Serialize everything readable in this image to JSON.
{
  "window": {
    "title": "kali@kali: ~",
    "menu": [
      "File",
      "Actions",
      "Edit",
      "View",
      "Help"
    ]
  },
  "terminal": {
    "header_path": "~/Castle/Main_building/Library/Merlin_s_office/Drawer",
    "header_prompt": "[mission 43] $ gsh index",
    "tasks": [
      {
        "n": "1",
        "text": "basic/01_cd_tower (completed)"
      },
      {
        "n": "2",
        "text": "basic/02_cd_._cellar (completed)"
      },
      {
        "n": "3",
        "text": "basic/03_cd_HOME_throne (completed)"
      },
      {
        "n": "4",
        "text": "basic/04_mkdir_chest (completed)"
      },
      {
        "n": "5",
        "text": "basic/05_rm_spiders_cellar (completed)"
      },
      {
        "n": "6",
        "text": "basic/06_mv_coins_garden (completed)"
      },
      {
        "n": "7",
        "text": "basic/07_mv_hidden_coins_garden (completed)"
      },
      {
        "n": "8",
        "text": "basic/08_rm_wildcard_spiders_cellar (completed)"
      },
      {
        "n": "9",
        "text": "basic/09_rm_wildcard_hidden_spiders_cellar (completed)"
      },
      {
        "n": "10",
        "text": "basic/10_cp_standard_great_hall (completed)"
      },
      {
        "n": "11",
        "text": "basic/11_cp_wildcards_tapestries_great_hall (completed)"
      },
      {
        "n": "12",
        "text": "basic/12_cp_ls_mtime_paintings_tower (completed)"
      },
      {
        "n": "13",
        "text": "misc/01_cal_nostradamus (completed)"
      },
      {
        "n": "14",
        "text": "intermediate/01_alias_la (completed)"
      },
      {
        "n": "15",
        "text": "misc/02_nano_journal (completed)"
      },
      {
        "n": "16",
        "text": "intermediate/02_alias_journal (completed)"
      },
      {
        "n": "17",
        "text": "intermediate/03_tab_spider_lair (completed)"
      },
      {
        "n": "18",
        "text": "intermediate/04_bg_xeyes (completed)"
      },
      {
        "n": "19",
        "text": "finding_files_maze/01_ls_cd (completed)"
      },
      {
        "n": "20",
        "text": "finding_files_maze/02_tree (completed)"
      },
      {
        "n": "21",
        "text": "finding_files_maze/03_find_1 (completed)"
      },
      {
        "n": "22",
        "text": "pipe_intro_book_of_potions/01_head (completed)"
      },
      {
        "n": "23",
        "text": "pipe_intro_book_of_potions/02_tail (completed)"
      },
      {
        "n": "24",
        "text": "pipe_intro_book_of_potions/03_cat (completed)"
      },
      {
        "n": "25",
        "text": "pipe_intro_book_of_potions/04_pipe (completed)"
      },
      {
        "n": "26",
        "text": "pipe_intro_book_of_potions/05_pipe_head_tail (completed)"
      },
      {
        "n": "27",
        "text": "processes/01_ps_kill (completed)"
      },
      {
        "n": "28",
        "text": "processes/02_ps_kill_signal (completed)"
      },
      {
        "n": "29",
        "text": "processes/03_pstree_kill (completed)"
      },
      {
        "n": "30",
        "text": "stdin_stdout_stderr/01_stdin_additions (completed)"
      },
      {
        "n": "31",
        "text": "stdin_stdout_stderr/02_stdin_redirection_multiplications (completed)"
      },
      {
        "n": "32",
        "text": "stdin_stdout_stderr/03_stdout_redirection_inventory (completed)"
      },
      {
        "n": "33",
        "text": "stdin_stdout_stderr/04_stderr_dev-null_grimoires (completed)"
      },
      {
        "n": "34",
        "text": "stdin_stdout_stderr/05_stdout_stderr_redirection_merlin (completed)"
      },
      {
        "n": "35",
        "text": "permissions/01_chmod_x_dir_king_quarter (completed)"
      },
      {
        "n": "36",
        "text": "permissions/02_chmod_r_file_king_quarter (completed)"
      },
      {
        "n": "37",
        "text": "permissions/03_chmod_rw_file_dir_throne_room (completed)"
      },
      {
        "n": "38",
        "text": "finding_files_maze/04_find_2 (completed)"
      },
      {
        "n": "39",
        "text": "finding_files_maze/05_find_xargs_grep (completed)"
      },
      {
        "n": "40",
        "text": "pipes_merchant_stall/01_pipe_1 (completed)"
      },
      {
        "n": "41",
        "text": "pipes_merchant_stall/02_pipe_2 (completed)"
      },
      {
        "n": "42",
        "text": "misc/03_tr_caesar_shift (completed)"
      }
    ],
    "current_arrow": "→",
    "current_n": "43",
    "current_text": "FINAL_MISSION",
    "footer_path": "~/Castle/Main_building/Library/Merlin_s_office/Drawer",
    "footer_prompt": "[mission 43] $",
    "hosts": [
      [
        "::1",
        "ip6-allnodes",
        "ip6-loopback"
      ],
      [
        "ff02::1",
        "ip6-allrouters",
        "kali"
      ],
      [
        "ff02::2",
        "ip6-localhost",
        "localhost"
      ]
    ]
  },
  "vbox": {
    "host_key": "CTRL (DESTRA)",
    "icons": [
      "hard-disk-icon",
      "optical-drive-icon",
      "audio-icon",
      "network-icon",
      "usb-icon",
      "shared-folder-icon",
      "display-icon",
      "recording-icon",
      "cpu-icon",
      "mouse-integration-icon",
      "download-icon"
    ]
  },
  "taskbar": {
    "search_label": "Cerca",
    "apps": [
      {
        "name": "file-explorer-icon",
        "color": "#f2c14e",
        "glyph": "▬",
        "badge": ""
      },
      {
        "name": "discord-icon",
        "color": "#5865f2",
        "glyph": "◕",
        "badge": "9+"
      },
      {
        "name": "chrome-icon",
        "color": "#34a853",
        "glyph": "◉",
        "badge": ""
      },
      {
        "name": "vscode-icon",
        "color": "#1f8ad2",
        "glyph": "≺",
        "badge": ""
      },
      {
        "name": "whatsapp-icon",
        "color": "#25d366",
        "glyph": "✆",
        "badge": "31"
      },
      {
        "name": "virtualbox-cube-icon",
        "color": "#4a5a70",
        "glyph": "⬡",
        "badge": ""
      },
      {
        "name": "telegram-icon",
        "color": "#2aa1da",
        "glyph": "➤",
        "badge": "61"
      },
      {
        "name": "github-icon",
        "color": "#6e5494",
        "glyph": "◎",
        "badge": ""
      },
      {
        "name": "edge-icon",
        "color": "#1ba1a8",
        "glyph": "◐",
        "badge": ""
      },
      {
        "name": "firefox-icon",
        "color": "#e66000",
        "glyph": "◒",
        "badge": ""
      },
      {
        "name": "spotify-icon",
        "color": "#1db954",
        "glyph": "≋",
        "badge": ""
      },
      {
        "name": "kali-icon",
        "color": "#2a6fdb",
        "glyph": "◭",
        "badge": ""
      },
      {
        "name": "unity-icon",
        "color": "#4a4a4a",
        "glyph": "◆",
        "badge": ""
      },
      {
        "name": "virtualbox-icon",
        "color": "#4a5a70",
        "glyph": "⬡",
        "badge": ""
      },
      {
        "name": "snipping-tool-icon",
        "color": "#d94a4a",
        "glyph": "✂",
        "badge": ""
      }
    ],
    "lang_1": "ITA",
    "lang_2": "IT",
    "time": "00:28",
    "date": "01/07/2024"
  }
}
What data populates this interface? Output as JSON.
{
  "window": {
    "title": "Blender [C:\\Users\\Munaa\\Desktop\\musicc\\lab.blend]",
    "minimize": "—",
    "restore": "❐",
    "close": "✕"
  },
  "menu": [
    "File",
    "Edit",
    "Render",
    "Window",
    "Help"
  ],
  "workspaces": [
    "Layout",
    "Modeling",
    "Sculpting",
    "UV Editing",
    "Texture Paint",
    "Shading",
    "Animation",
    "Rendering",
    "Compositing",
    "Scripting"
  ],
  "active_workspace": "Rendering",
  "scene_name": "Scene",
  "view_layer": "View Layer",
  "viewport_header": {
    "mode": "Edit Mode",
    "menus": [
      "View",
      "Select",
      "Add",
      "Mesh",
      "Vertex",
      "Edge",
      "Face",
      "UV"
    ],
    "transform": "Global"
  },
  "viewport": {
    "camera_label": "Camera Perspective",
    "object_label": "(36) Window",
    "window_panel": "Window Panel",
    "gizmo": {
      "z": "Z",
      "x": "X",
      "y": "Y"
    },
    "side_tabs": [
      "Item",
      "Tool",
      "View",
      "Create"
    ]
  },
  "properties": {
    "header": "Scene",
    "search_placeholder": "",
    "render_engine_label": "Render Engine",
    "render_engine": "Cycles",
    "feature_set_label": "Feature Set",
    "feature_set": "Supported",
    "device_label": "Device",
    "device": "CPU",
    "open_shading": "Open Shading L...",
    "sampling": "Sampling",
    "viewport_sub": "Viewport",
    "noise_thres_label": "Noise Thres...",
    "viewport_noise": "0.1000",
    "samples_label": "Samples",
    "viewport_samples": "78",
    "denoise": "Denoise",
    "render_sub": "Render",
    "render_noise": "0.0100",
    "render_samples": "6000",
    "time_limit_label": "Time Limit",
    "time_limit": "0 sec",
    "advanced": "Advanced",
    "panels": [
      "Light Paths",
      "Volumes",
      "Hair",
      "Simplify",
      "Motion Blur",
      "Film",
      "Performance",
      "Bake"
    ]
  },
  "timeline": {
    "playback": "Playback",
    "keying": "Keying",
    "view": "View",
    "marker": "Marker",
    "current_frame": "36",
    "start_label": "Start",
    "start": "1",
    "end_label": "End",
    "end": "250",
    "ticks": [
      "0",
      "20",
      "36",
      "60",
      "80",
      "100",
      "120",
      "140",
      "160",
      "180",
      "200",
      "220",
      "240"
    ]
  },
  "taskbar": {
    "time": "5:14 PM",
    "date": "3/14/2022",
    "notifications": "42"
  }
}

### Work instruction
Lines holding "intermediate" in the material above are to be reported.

### Exercise result
        "text": "intermediate/01_alias_la (completed)"
        "text": "intermediate/02_alias_journal (completed)"
        "text": "intermediate/03_tab_spider_lair (completed)"
        "text": "intermediate/04_bg_xeyes (completed)"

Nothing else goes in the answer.